Dataset rows describing interfaces:
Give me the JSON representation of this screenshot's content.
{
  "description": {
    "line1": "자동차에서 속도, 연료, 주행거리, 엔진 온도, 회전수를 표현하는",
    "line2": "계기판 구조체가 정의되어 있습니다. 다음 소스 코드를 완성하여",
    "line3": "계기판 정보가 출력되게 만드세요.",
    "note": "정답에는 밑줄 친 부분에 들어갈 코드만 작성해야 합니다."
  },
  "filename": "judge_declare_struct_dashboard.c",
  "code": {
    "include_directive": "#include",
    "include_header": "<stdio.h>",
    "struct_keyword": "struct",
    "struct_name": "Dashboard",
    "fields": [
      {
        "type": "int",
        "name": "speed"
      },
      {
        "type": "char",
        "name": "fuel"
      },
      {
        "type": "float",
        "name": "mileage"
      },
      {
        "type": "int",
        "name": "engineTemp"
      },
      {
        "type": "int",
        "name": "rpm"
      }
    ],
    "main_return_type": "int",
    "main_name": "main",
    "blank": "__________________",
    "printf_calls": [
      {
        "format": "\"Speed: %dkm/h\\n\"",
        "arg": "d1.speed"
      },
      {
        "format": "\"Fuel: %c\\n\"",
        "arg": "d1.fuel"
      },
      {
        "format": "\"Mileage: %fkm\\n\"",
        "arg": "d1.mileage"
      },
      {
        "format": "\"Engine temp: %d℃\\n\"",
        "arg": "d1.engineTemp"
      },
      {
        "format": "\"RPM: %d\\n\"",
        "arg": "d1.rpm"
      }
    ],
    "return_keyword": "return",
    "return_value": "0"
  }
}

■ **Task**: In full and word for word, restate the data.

■ **Your solution**:
Give me the JSON representation of this screenshot's content.
{
  "description": {
    "line1": "자동차에서 속도, 연료, 주행거리, 엔진 온도, 회전수를 표현하는",
    "line2": "계기판 구조체가 정의되어 있습니다. 다음 소스 코드를 완성하여",
    "line3": "계기판 정보가 출력되게 만드세요.",
    "note": "정답에는 밑줄 친 부분에 들어갈 코드만 작성해야 합니다."
  },
  "filename": "judge_declare_struct_dashboard.c",
  "code": {
    "include_directive": "#include",
    "include_header": "<stdio.h>",
    "struct_keyword": "struct",
    "struct_name": "Dashboard",
    "fields": [
      {
        "type": "int",
        "name": "speed"
      },
      {
        "type": "char",
        "name": "fuel"
      },
      {
        "type": "float",
        "name": "mileage"
      },
      {
        "type": "int",
        "name": "engineTemp"
      },
      {
        "type": "int",
        "name": "rpm"
      }
    ],
    "main_return_type": "int",
    "main_name": "main",
    "blank": "__________________",
    "printf_calls": [
      {
        "format": "\"Speed: %dkm/h\\n\"",
        "arg": "d1.speed"
      },
      {
        "format": "\"Fuel: %c\\n\"",
        "arg": "d1.fuel"
      },
      {
        "format": "\"Mileage: %fkm\\n\"",
        "arg": "d1.mileage"
      },
      {
        "format": "\"Engine temp: %d℃\\n\"",
        "arg": "d1.engineTemp"
      },
      {
        "format": "\"RPM: %d\\n\"",
        "arg": "d1.rpm"
      }
    ],
    "return_keyword": "return",
    "return_value": "0"
  }
}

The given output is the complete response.